**DIRECTIONS**
The records below are to be written out exactly, with every picture omitted.

**Interface dataset entries**
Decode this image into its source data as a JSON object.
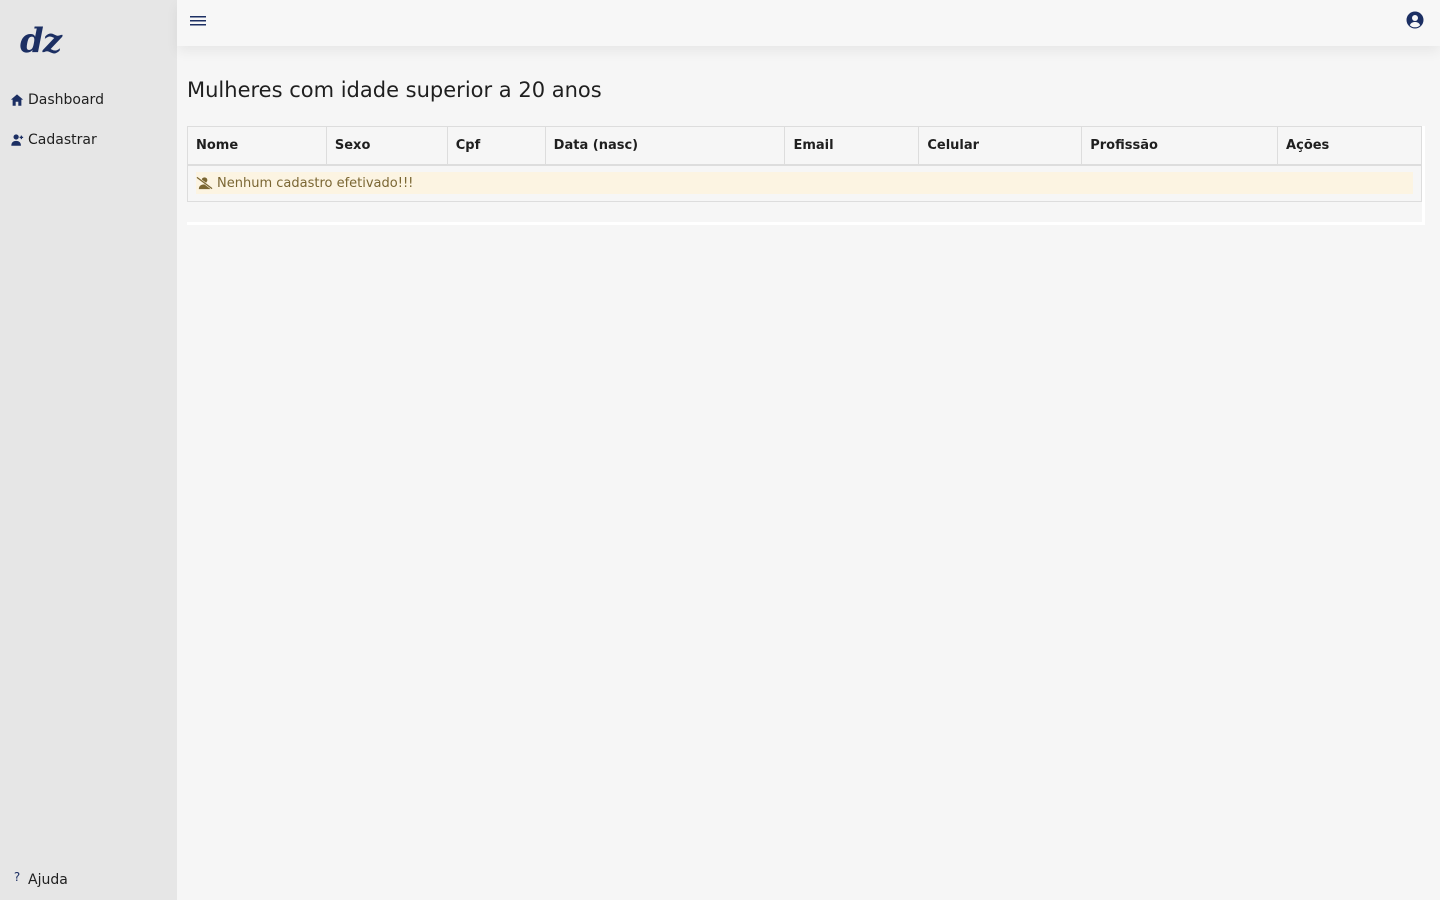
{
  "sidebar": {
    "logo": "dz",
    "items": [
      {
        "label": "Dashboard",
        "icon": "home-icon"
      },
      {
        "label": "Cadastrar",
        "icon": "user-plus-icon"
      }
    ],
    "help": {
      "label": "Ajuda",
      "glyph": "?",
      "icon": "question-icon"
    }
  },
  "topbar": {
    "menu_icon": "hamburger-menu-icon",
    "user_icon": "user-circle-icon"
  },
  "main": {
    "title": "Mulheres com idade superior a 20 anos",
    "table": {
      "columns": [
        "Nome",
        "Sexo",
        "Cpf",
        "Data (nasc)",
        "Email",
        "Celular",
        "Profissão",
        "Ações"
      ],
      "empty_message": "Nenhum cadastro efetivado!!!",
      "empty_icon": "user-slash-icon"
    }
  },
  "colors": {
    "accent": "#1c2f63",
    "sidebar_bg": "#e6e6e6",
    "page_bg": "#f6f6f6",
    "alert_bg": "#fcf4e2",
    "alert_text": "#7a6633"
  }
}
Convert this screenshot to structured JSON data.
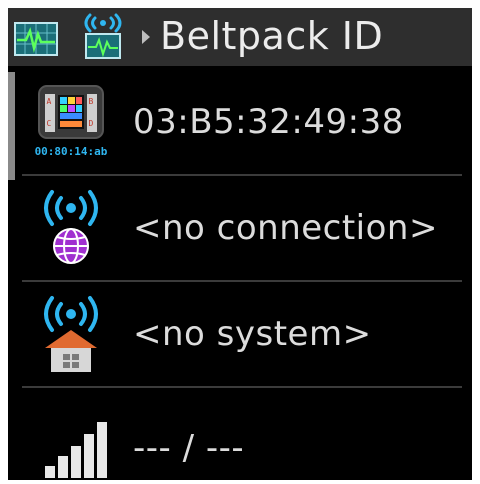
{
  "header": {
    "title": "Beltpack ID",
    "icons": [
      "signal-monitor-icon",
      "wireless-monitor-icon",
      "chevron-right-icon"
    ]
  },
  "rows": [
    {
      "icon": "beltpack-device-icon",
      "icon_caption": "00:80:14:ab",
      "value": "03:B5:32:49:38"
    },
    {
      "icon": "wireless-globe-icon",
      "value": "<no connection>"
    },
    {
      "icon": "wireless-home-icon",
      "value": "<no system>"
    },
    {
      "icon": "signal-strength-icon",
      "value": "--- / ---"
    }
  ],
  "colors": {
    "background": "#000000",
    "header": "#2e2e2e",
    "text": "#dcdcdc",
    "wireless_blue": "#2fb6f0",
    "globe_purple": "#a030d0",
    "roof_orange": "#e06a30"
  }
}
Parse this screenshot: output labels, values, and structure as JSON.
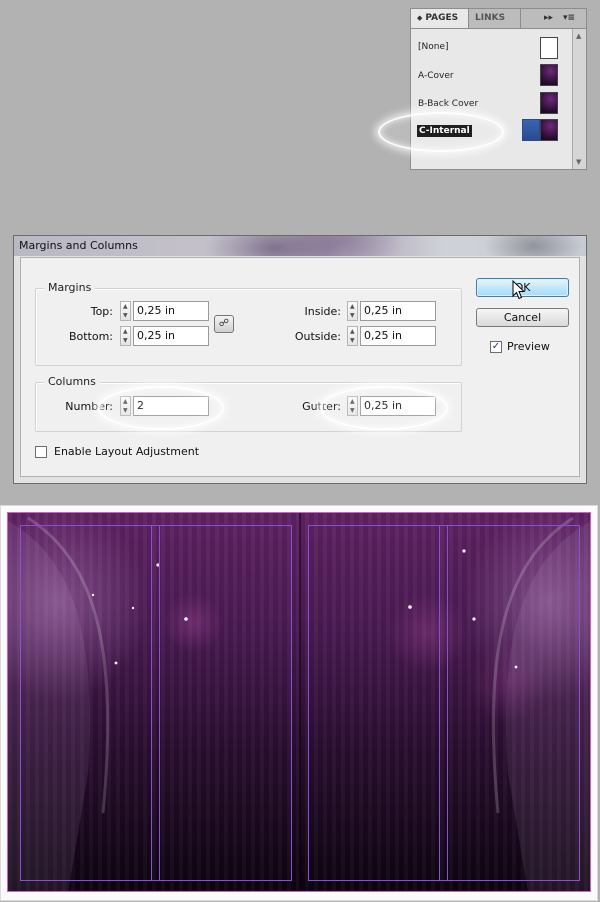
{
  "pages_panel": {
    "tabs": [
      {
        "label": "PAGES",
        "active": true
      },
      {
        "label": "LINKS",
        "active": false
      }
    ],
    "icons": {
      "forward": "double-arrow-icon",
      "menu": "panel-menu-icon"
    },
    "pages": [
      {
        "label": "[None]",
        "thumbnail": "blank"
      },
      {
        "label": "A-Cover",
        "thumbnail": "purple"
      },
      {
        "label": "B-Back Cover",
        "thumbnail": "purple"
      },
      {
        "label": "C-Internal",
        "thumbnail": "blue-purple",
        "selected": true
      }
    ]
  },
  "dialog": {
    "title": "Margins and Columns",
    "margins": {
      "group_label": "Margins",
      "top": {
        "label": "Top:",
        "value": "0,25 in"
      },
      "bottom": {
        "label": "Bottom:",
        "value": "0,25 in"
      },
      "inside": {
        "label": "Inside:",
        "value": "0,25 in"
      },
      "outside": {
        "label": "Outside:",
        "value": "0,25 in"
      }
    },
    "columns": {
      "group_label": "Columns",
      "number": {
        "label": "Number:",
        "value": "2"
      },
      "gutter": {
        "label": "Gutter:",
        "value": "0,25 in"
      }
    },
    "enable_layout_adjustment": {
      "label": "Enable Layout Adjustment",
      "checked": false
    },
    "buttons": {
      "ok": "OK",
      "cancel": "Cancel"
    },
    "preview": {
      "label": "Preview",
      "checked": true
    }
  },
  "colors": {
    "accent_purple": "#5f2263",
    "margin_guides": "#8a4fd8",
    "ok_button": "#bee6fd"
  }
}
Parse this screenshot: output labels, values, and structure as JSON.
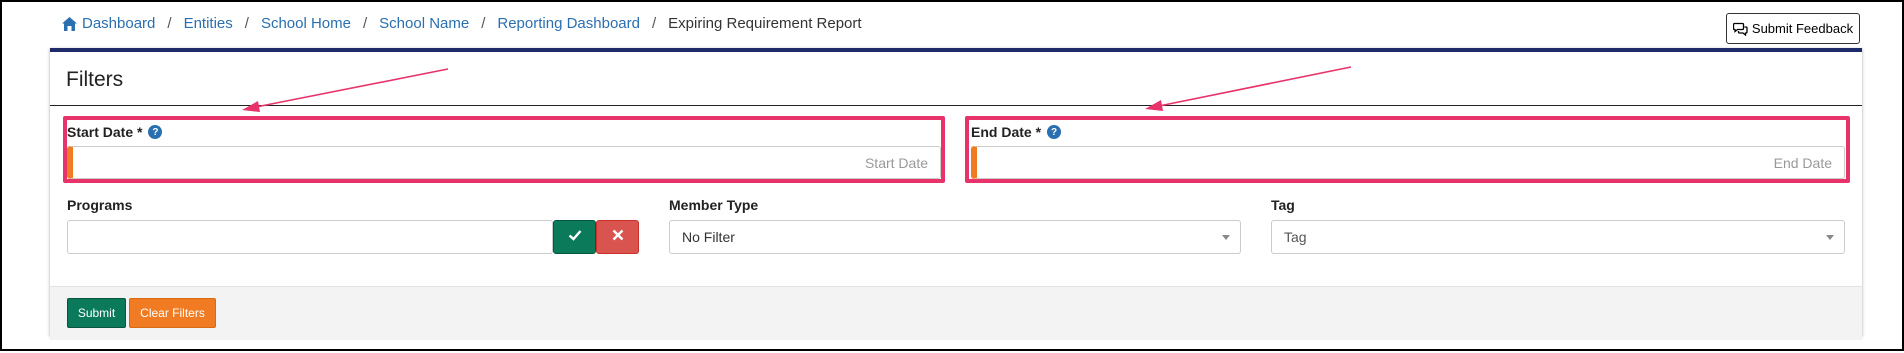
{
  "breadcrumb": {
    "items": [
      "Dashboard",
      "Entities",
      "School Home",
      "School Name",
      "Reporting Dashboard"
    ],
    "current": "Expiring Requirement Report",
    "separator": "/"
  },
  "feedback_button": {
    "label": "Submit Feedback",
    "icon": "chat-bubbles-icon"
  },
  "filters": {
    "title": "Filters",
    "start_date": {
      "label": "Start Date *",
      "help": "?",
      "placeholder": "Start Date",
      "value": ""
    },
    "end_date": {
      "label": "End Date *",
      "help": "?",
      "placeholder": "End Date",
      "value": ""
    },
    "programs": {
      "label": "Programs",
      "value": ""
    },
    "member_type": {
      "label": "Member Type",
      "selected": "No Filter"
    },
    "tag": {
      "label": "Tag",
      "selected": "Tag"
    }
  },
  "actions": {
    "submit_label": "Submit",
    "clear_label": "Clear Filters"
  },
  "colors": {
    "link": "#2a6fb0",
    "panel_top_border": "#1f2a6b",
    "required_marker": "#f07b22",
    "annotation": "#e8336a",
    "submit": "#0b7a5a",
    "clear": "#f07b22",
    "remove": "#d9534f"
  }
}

**WRITTEN ANSWER**
Decode this image into its source data as a JSON object.
{
  "sidebar": {
    "logo": "dz",
    "items": [
      {
        "label": "Dashboard",
        "icon": "home-icon"
      },
      {
        "label": "Cadastrar",
        "icon": "user-plus-icon"
      }
    ],
    "help": {
      "label": "Ajuda",
      "glyph": "?",
      "icon": "question-icon"
    }
  },
  "topbar": {
    "menu_icon": "hamburger-menu-icon",
    "user_icon": "user-circle-icon"
  },
  "main": {
    "title": "Mulheres com idade superior a 20 anos",
    "table": {
      "columns": [
        "Nome",
        "Sexo",
        "Cpf",
        "Data (nasc)",
        "Email",
        "Celular",
        "Profissão",
        "Ações"
      ],
      "empty_message": "Nenhum cadastro efetivado!!!",
      "empty_icon": "user-slash-icon"
    }
  },
  "colors": {
    "accent": "#1c2f63",
    "sidebar_bg": "#e6e6e6",
    "page_bg": "#f6f6f6",
    "alert_bg": "#fcf4e2",
    "alert_text": "#7a6633"
  }
}
Convert this screenshot to structured JSON data.
{
  "header": {
    "title": "Beltpack ID",
    "icons": [
      "signal-monitor-icon",
      "wireless-monitor-icon",
      "chevron-right-icon"
    ]
  },
  "rows": [
    {
      "icon": "beltpack-device-icon",
      "icon_caption": "00:80:14:ab",
      "value": "03:B5:32:49:38"
    },
    {
      "icon": "wireless-globe-icon",
      "value": "<no connection>"
    },
    {
      "icon": "wireless-home-icon",
      "value": "<no system>"
    },
    {
      "icon": "signal-strength-icon",
      "value": "--- / ---"
    }
  ],
  "colors": {
    "background": "#000000",
    "header": "#2e2e2e",
    "text": "#dcdcdc",
    "wireless_blue": "#2fb6f0",
    "globe_purple": "#a030d0",
    "roof_orange": "#e06a30"
  }
}
Parse this screenshot: output labels, values, and structure as JSON.
{
  "pages_panel": {
    "tabs": [
      {
        "label": "PAGES",
        "active": true
      },
      {
        "label": "LINKS",
        "active": false
      }
    ],
    "icons": {
      "forward": "double-arrow-icon",
      "menu": "panel-menu-icon"
    },
    "pages": [
      {
        "label": "[None]",
        "thumbnail": "blank"
      },
      {
        "label": "A-Cover",
        "thumbnail": "purple"
      },
      {
        "label": "B-Back Cover",
        "thumbnail": "purple"
      },
      {
        "label": "C-Internal",
        "thumbnail": "blue-purple",
        "selected": true
      }
    ]
  },
  "dialog": {
    "title": "Margins and Columns",
    "margins": {
      "group_label": "Margins",
      "top": {
        "label": "Top:",
        "value": "0,25 in"
      },
      "bottom": {
        "label": "Bottom:",
        "value": "0,25 in"
      },
      "inside": {
        "label": "Inside:",
        "value": "0,25 in"
      },
      "outside": {
        "label": "Outside:",
        "value": "0,25 in"
      }
    },
    "columns": {
      "group_label": "Columns",
      "number": {
        "label": "Number:",
        "value": "2"
      },
      "gutter": {
        "label": "Gutter:",
        "value": "0,25 in"
      }
    },
    "enable_layout_adjustment": {
      "label": "Enable Layout Adjustment",
      "checked": false
    },
    "buttons": {
      "ok": "OK",
      "cancel": "Cancel"
    },
    "preview": {
      "label": "Preview",
      "checked": true
    }
  },
  "colors": {
    "accent_purple": "#5f2263",
    "margin_guides": "#8a4fd8",
    "ok_button": "#bee6fd"
  }
}
Parse this screenshot: output labels, values, and structure as JSON.
{
  "breadcrumb": {
    "items": [
      "Dashboard",
      "Entities",
      "School Home",
      "School Name",
      "Reporting Dashboard"
    ],
    "current": "Expiring Requirement Report",
    "separator": "/"
  },
  "feedback_button": {
    "label": "Submit Feedback",
    "icon": "chat-bubbles-icon"
  },
  "filters": {
    "title": "Filters",
    "start_date": {
      "label": "Start Date *",
      "help": "?",
      "placeholder": "Start Date",
      "value": ""
    },
    "end_date": {
      "label": "End Date *",
      "help": "?",
      "placeholder": "End Date",
      "value": ""
    },
    "programs": {
      "label": "Programs",
      "value": ""
    },
    "member_type": {
      "label": "Member Type",
      "selected": "No Filter"
    },
    "tag": {
      "label": "Tag",
      "selected": "Tag"
    }
  },
  "actions": {
    "submit_label": "Submit",
    "clear_label": "Clear Filters"
  },
  "colors": {
    "link": "#2a6fb0",
    "panel_top_border": "#1f2a6b",
    "required_marker": "#f07b22",
    "annotation": "#e8336a",
    "submit": "#0b7a5a",
    "clear": "#f07b22",
    "remove": "#d9534f"
  }
}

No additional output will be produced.